National Science Week (13-21 August) is now upon us, with more than one thousand events across the country. Also unfolding, with perhaps less publicity, is the International Year of Chemistry. Both foster public awareness of science and technology and associated careers.International Year of Chemistry 2011
The United Nations declared
2011 the International Year of Chemistry
(IYC) under the unifying theme ‘Chemistry—Our Life, Our Future’. Here, the International Year of Chemistry celebrates the achievements of chemistry and its contributions to the well-being of humankind, with opportunities for public participation (particularly for young people and women), at the local, regional, national and international levels. The IYC Opening Ceremony was preceded by the first IYC 2011 global activity celebrating women in chemistry.
The Year also celebrates the 100th anniversary of Madame Marie Curie’s Nobel Prize for Chemistry and the founding of the then International Association of Chemical Societies. During the IYC, the International Union of Pure and Applied Chemistry
is led by its first female president. As part of the IYC, prominent scientists highlight
advances in chemistry and its role in solving major problems faced by humanity in energy, food, water and health.
For Australia, a coordinating body is the Royal Australian Chemical Institute
(RACI). As well as supporting the professional needs and interests of its members, the Institute advocates the importance of chemistry to the public, to educational institutions, to industry, and to government. Each year in July, the RACI produces National Chemistry Week, a campaign that promotes chemistry to the general public, and this year’s week has recently concluded.
When launching the IYC in Australia
during February, Innovation Minister Senator Kim Carr noted that the Excellence in Research for Australia 2010 National Report
confirmed that chemistry is an area of notable strength for Australia. According to the report, of the research units assessed in this area, 86 per cent were rated at world standard or above. The Australian Academy of Science through the National Committee for Chemistry
also promotes the IYC.International Week of Science and Peace
Globally, the International Week of Science and Peace

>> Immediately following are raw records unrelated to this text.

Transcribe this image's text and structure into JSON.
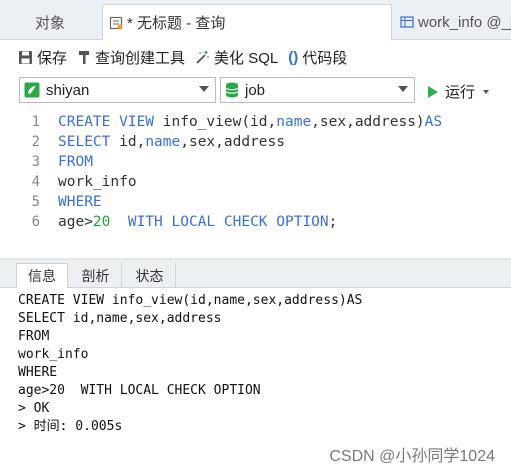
{
  "tabs": {
    "objects": "对象",
    "query": "* 无标题 - 查询",
    "work_info": "work_info @_j"
  },
  "toolbar": {
    "save": "保存",
    "query_builder": "查询创建工具",
    "beautify": "美化 SQL",
    "snippet": "代码段"
  },
  "selectors": {
    "connection": "shiyan",
    "database": "job",
    "run": "运行"
  },
  "editor": {
    "line_numbers": [
      "1",
      "2",
      "3",
      "4",
      "5",
      "6"
    ],
    "l1": {
      "kw1": "CREATE VIEW",
      "mid": " info_view(id,",
      "kw2": "name",
      "rest": ",sex,address)",
      "kw3": "AS"
    },
    "l2": {
      "kw1": "SELECT",
      "mid": " id,",
      "kw2": "name",
      "rest": ",sex,address"
    },
    "l3": {
      "kw1": "FROM"
    },
    "l4": {
      "text": "work_info"
    },
    "l5": {
      "kw1": "WHERE"
    },
    "l6": {
      "pre": "age>",
      "num": "20",
      "kw": "  WITH LOCAL CHECK OPTION",
      "end": ";"
    }
  },
  "result_tabs": [
    "信息",
    "剖析",
    "状态"
  ],
  "output": [
    "CREATE VIEW info_view(id,name,sex,address)AS",
    "SELECT id,name,sex,address",
    "FROM",
    "work_info",
    "WHERE",
    "age>20  WITH LOCAL CHECK OPTION",
    "> OK",
    "> 时间: 0.005s"
  ],
  "watermark": "CSDN @小孙同学1024",
  "colors": {
    "keyword": "#3b6fd4",
    "number": "#2e9a3c",
    "run_icon": "#2db04b",
    "connection_icon": "#2aa84a",
    "database_icon": "#2aa84a"
  }
}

has been observed every November since 1986. The United Nations General Assembly adopted resolution 43/61 in December 1988, which proclaims the “International Week of Science and Peace
”, to take place each year during the week in which 11 November falls. The associated “World Science Day for Peace and Development” is on 10 November 2011. However, there appears to be minimal local commemoration.National Science Week 2011 and Inspiring Australia
On the other hand, Australia’s National Science Week
(13–21 August 2011) provides many public events across the nation with ongoing support from the Federal Government and key science industry bodies like the CSIRO, with the ABC and the Australian Science Teachers Association (ASTA). The Week aims to take science into schools, workplaces, cultural organisations, community groups, shopping centres and public spaces. The event will engage people across Australia with scientific displays, shows, theatrical events, debates, workshops, and projects with an aim to celebrate science in all its forms and benefits.
National Science Week now serves as part of the Inspiring Australia program
, which received 2011–12 Budget funding of $21 million over 3 years
. In February 2010, the report Inspiring Australia: a national strategy for engagement with the sciences
was launched by Innovation Minister Carr. The report was the first national strategy for science communication in Australia. The Australian Government’s Science portal website
provides details of our national capabilities. Also note that the Royal Institution of Australia
has programs in public science education, akin to a national science exchange that support Science Week.
Despite the important ideas behind National Science Week, and its undoubted successes, there remains the question of whether it is essentially ‘preaching to the converted.’ Those who are already in some way interested in or knowledgeable about science take advantage of what is on offer, but how is Australia’s general science education faring? And how good is the public’s level of scientific awareness, at a time when scientific findings underpin many political decisions and areas of national discourse? These questions may form part of the Inspiring Australia agenda into the years ahead.(Image source: Australia's Chief Scientist)